● **Task description**:
Your copy should repeat each record exactly and contain none of the pictures.

● **Dataset extract**:
◇ ◇ ◇ ◇ ◇
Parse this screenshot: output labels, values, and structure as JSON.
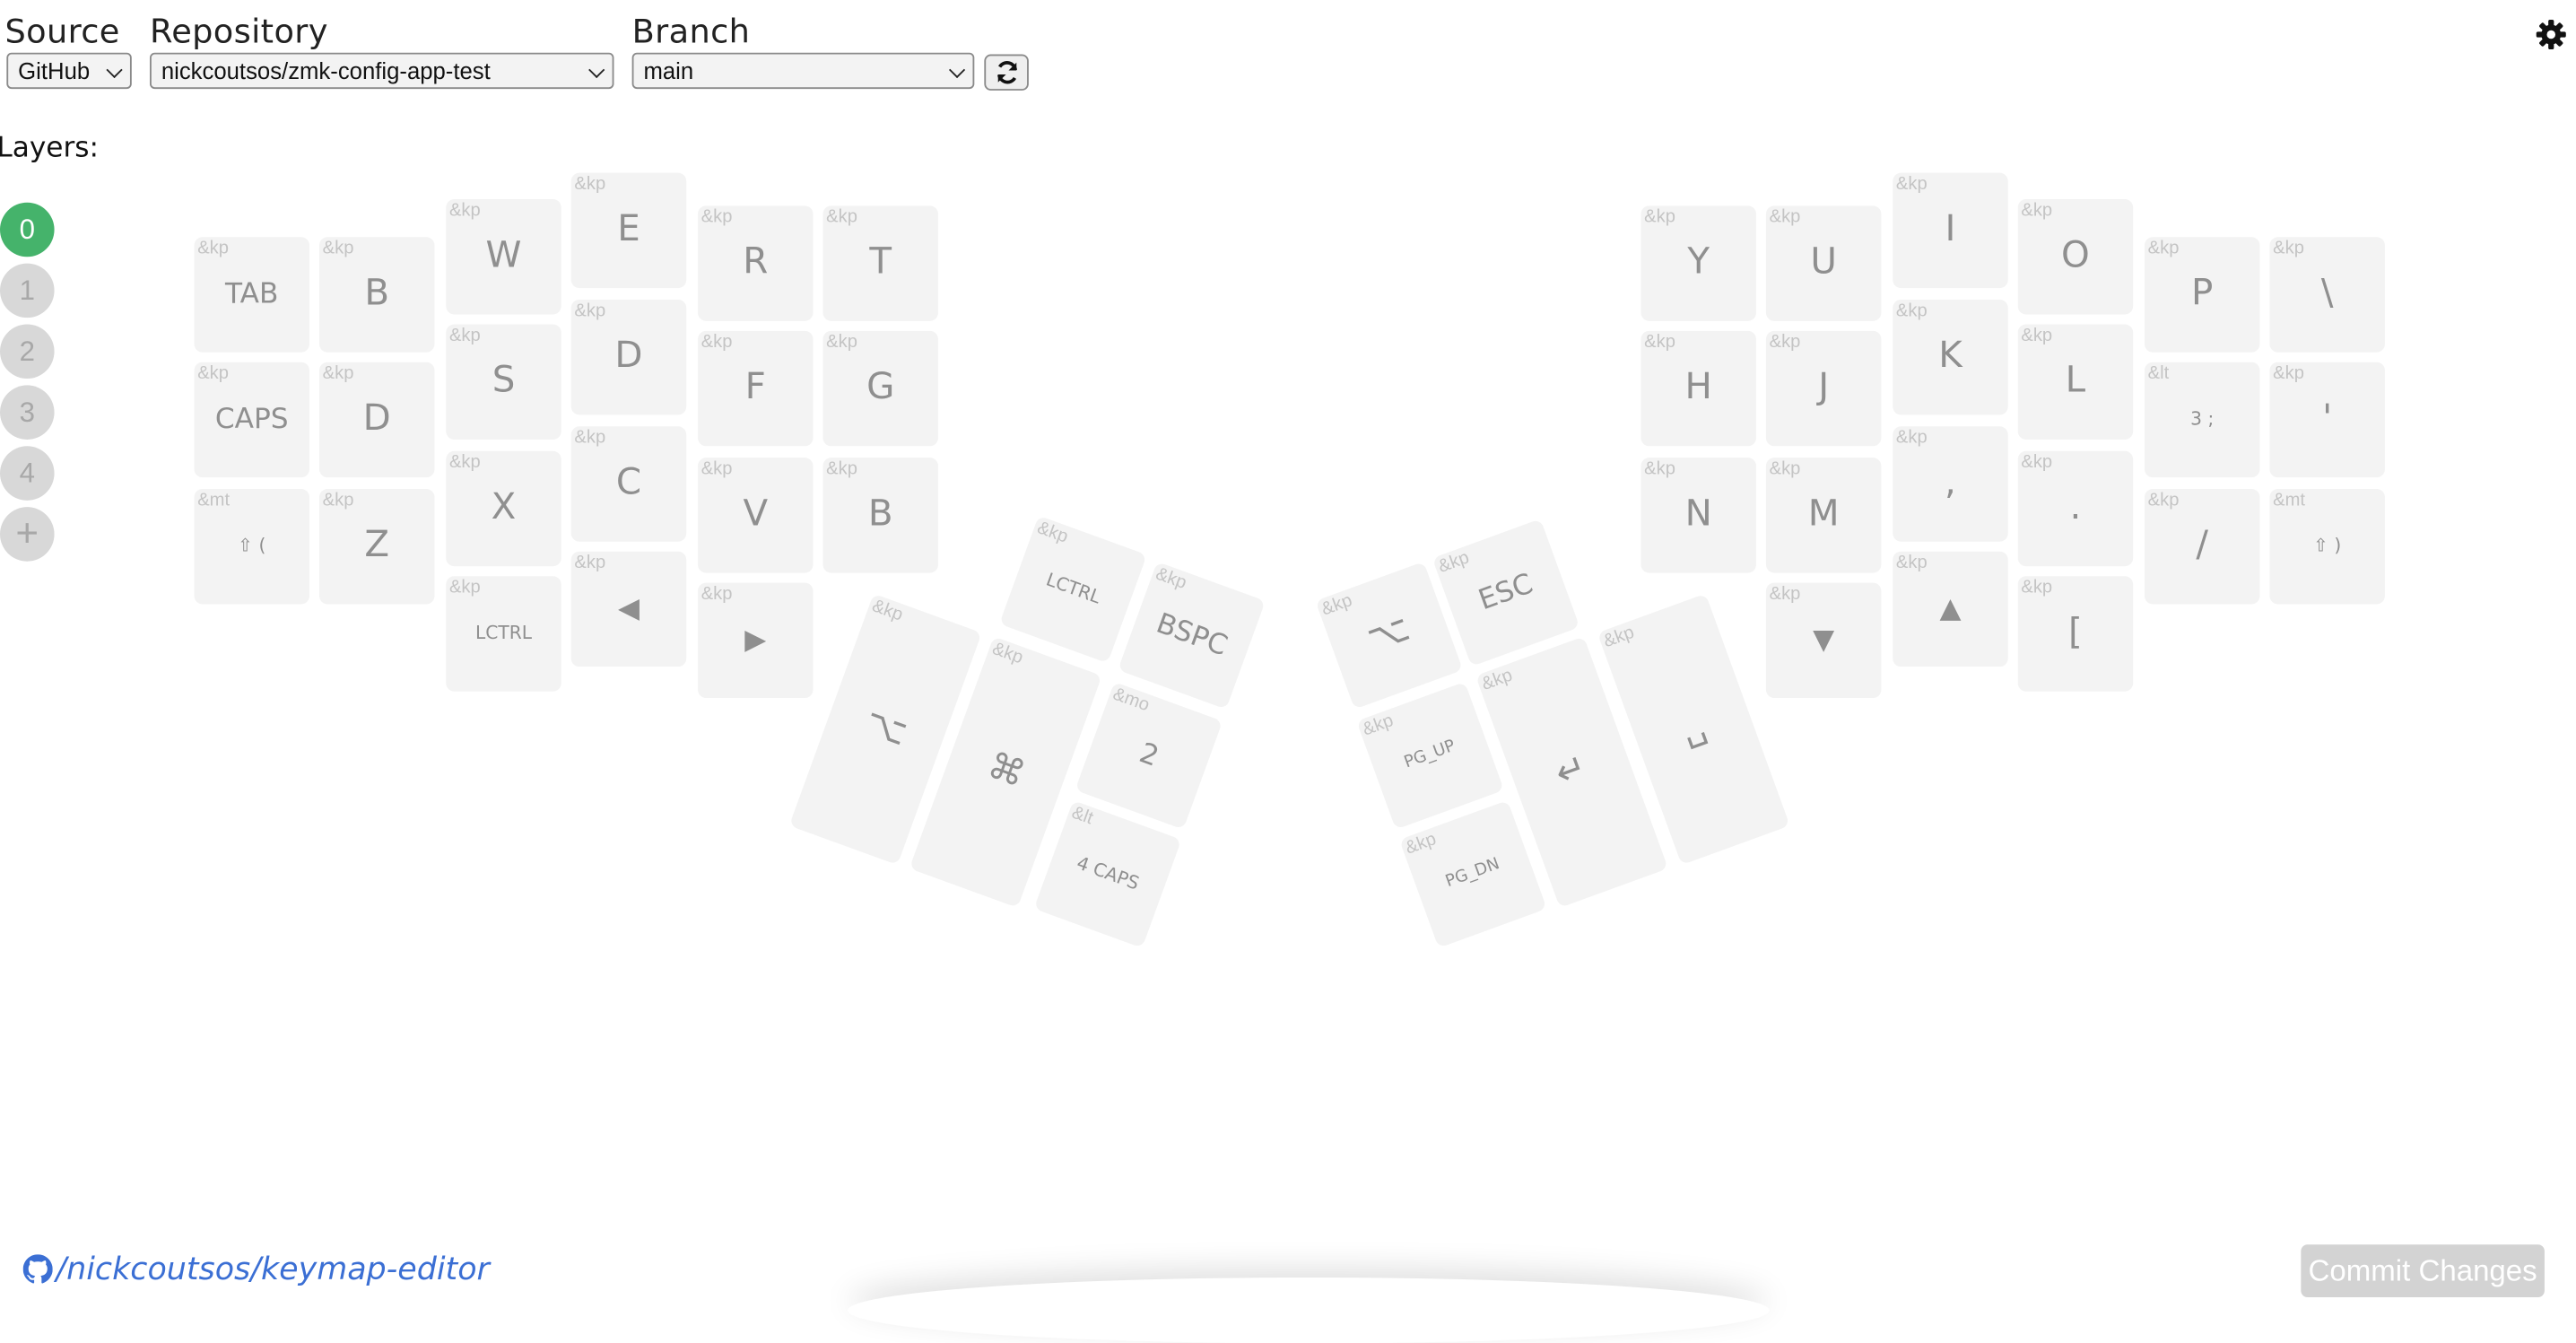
{
  "header": {
    "source": {
      "label": "Source",
      "value": "GitHub"
    },
    "repository": {
      "label": "Repository",
      "value": "nickcoutsos/zmk-config-app-test"
    },
    "branch": {
      "label": "Branch",
      "value": "main"
    },
    "icons": {
      "refresh": "refresh-icon",
      "settings": "gear-icon"
    }
  },
  "layers": {
    "label": "Layers:",
    "items": [
      "0",
      "1",
      "2",
      "3",
      "4"
    ],
    "active": "0",
    "add_label": "+"
  },
  "keys": {
    "l_tab": {
      "binding": "&kp",
      "label": "TAB"
    },
    "l_b1": {
      "binding": "&kp",
      "label": "B"
    },
    "l_w": {
      "binding": "&kp",
      "label": "W"
    },
    "l_e": {
      "binding": "&kp",
      "label": "E"
    },
    "l_r": {
      "binding": "&kp",
      "label": "R"
    },
    "l_t": {
      "binding": "&kp",
      "label": "T"
    },
    "l_caps": {
      "binding": "&kp",
      "label": "CAPS"
    },
    "l_d1": {
      "binding": "&kp",
      "label": "D"
    },
    "l_s": {
      "binding": "&kp",
      "label": "S"
    },
    "l_d2": {
      "binding": "&kp",
      "label": "D"
    },
    "l_f": {
      "binding": "&kp",
      "label": "F"
    },
    "l_g": {
      "binding": "&kp",
      "label": "G"
    },
    "l_mt": {
      "binding": "&mt",
      "label": "⇧ ("
    },
    "l_z": {
      "binding": "&kp",
      "label": "Z"
    },
    "l_x": {
      "binding": "&kp",
      "label": "X"
    },
    "l_c": {
      "binding": "&kp",
      "label": "C"
    },
    "l_v": {
      "binding": "&kp",
      "label": "V"
    },
    "l_b2": {
      "binding": "&kp",
      "label": "B"
    },
    "l_lctrl": {
      "binding": "&kp",
      "label": "LCTRL"
    },
    "l_left": {
      "binding": "&kp",
      "label": "◀",
      "icon": "left-arrow-icon"
    },
    "l_right": {
      "binding": "&kp",
      "label": "▶",
      "icon": "right-arrow-icon"
    },
    "lt_lctrl": {
      "binding": "&kp",
      "label": "LCTRL"
    },
    "lt_bspc": {
      "binding": "&kp",
      "label": "BSPC"
    },
    "lt_opt": {
      "binding": "&kp",
      "label": "⌥",
      "icon": "option-icon"
    },
    "lt_cmd": {
      "binding": "&kp",
      "label": "⌘",
      "icon": "command-icon"
    },
    "lt_mo": {
      "binding": "&mo",
      "label": "2"
    },
    "lt_lt": {
      "binding": "&lt",
      "label": "4 CAPS"
    },
    "rt_opt": {
      "binding": "&kp",
      "label": "⌥",
      "icon": "option-icon"
    },
    "rt_esc": {
      "binding": "&kp",
      "label": "ESC"
    },
    "rt_pgup": {
      "binding": "&kp",
      "label": "PG_UP"
    },
    "rt_enter": {
      "binding": "&kp",
      "label": "↵",
      "icon": "enter-icon"
    },
    "rt_space": {
      "binding": "&kp",
      "label": "␣",
      "icon": "space-icon"
    },
    "rt_pgdn": {
      "binding": "&kp",
      "label": "PG_DN"
    },
    "r_y": {
      "binding": "&kp",
      "label": "Y"
    },
    "r_u": {
      "binding": "&kp",
      "label": "U"
    },
    "r_i": {
      "binding": "&kp",
      "label": "I"
    },
    "r_o": {
      "binding": "&kp",
      "label": "O"
    },
    "r_p": {
      "binding": "&kp",
      "label": "P"
    },
    "r_bslh": {
      "binding": "&kp",
      "label": "\\"
    },
    "r_h": {
      "binding": "&kp",
      "label": "H"
    },
    "r_j": {
      "binding": "&kp",
      "label": "J"
    },
    "r_k": {
      "binding": "&kp",
      "label": "K"
    },
    "r_l": {
      "binding": "&kp",
      "label": "L"
    },
    "r_lt": {
      "binding": "&lt",
      "label": "3 ;"
    },
    "r_apos": {
      "binding": "&kp",
      "label": "'"
    },
    "r_n": {
      "binding": "&kp",
      "label": "N"
    },
    "r_m": {
      "binding": "&kp",
      "label": "M"
    },
    "r_comma": {
      "binding": "&kp",
      "label": ","
    },
    "r_dot": {
      "binding": "&kp",
      "label": "."
    },
    "r_slash": {
      "binding": "&kp",
      "label": "/"
    },
    "r_mt": {
      "binding": "&mt",
      "label": "⇧ )"
    },
    "r_down": {
      "binding": "&kp",
      "label": "▼",
      "icon": "down-arrow-icon"
    },
    "r_up": {
      "binding": "&kp",
      "label": "▲",
      "icon": "up-arrow-icon"
    },
    "r_lbkt": {
      "binding": "&kp",
      "label": "["
    }
  },
  "footer": {
    "link_text": "/nickcoutsos/keymap-editor",
    "link_icon": "github-icon",
    "commit_label": "Commit Changes"
  }
}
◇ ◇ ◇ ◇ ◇
● **Result**:
Parse this screenshot: output labels, values, and structure as JSON.
{
  "header": {
    "source": {
      "label": "Source",
      "value": "GitHub"
    },
    "repository": {
      "label": "Repository",
      "value": "nickcoutsos/zmk-config-app-test"
    },
    "branch": {
      "label": "Branch",
      "value": "main"
    },
    "icons": {
      "refresh": "refresh-icon",
      "settings": "gear-icon"
    }
  },
  "layers": {
    "label": "Layers:",
    "items": [
      "0",
      "1",
      "2",
      "3",
      "4"
    ],
    "active": "0",
    "add_label": "+"
  },
  "keys": {
    "l_tab": {
      "binding": "&kp",
      "label": "TAB"
    },
    "l_b1": {
      "binding": "&kp",
      "label": "B"
    },
    "l_w": {
      "binding": "&kp",
      "label": "W"
    },
    "l_e": {
      "binding": "&kp",
      "label": "E"
    },
    "l_r": {
      "binding": "&kp",
      "label": "R"
    },
    "l_t": {
      "binding": "&kp",
      "label": "T"
    },
    "l_caps": {
      "binding": "&kp",
      "label": "CAPS"
    },
    "l_d1": {
      "binding": "&kp",
      "label": "D"
    },
    "l_s": {
      "binding": "&kp",
      "label": "S"
    },
    "l_d2": {
      "binding": "&kp",
      "label": "D"
    },
    "l_f": {
      "binding": "&kp",
      "label": "F"
    },
    "l_g": {
      "binding": "&kp",
      "label": "G"
    },
    "l_mt": {
      "binding": "&mt",
      "label": "⇧ ("
    },
    "l_z": {
      "binding": "&kp",
      "label": "Z"
    },
    "l_x": {
      "binding": "&kp",
      "label": "X"
    },
    "l_c": {
      "binding": "&kp",
      "label": "C"
    },
    "l_v": {
      "binding": "&kp",
      "label": "V"
    },
    "l_b2": {
      "binding": "&kp",
      "label": "B"
    },
    "l_lctrl": {
      "binding": "&kp",
      "label": "LCTRL"
    },
    "l_left": {
      "binding": "&kp",
      "label": "◀",
      "icon": "left-arrow-icon"
    },
    "l_right": {
      "binding": "&kp",
      "label": "▶",
      "icon": "right-arrow-icon"
    },
    "lt_lctrl": {
      "binding": "&kp",
      "label": "LCTRL"
    },
    "lt_bspc": {
      "binding": "&kp",
      "label": "BSPC"
    },
    "lt_opt": {
      "binding": "&kp",
      "label": "⌥",
      "icon": "option-icon"
    },
    "lt_cmd": {
      "binding": "&kp",
      "label": "⌘",
      "icon": "command-icon"
    },
    "lt_mo": {
      "binding": "&mo",
      "label": "2"
    },
    "lt_lt": {
      "binding": "&lt",
      "label": "4 CAPS"
    },
    "rt_opt": {
      "binding": "&kp",
      "label": "⌥",
      "icon": "option-icon"
    },
    "rt_esc": {
      "binding": "&kp",
      "label": "ESC"
    },
    "rt_pgup": {
      "binding": "&kp",
      "label": "PG_UP"
    },
    "rt_enter": {
      "binding": "&kp",
      "label": "↵",
      "icon": "enter-icon"
    },
    "rt_space": {
      "binding": "&kp",
      "label": "␣",
      "icon": "space-icon"
    },
    "rt_pgdn": {
      "binding": "&kp",
      "label": "PG_DN"
    },
    "r_y": {
      "binding": "&kp",
      "label": "Y"
    },
    "r_u": {
      "binding": "&kp",
      "label": "U"
    },
    "r_i": {
      "binding": "&kp",
      "label": "I"
    },
    "r_o": {
      "binding": "&kp",
      "label": "O"
    },
    "r_p": {
      "binding": "&kp",
      "label": "P"
    },
    "r_bslh": {
      "binding": "&kp",
      "label": "\\"
    },
    "r_h": {
      "binding": "&kp",
      "label": "H"
    },
    "r_j": {
      "binding": "&kp",
      "label": "J"
    },
    "r_k": {
      "binding": "&kp",
      "label": "K"
    },
    "r_l": {
      "binding": "&kp",
      "label": "L"
    },
    "r_lt": {
      "binding": "&lt",
      "label": "3 ;"
    },
    "r_apos": {
      "binding": "&kp",
      "label": "'"
    },
    "r_n": {
      "binding": "&kp",
      "label": "N"
    },
    "r_m": {
      "binding": "&kp",
      "label": "M"
    },
    "r_comma": {
      "binding": "&kp",
      "label": ","
    },
    "r_dot": {
      "binding": "&kp",
      "label": "."
    },
    "r_slash": {
      "binding": "&kp",
      "label": "/"
    },
    "r_mt": {
      "binding": "&mt",
      "label": "⇧ )"
    },
    "r_down": {
      "binding": "&kp",
      "label": "▼",
      "icon": "down-arrow-icon"
    },
    "r_up": {
      "binding": "&kp",
      "label": "▲",
      "icon": "up-arrow-icon"
    },
    "r_lbkt": {
      "binding": "&kp",
      "label": "["
    }
  },
  "footer": {
    "link_text": "/nickcoutsos/keymap-editor",
    "link_icon": "github-icon",
    "commit_label": "Commit Changes"
  }
}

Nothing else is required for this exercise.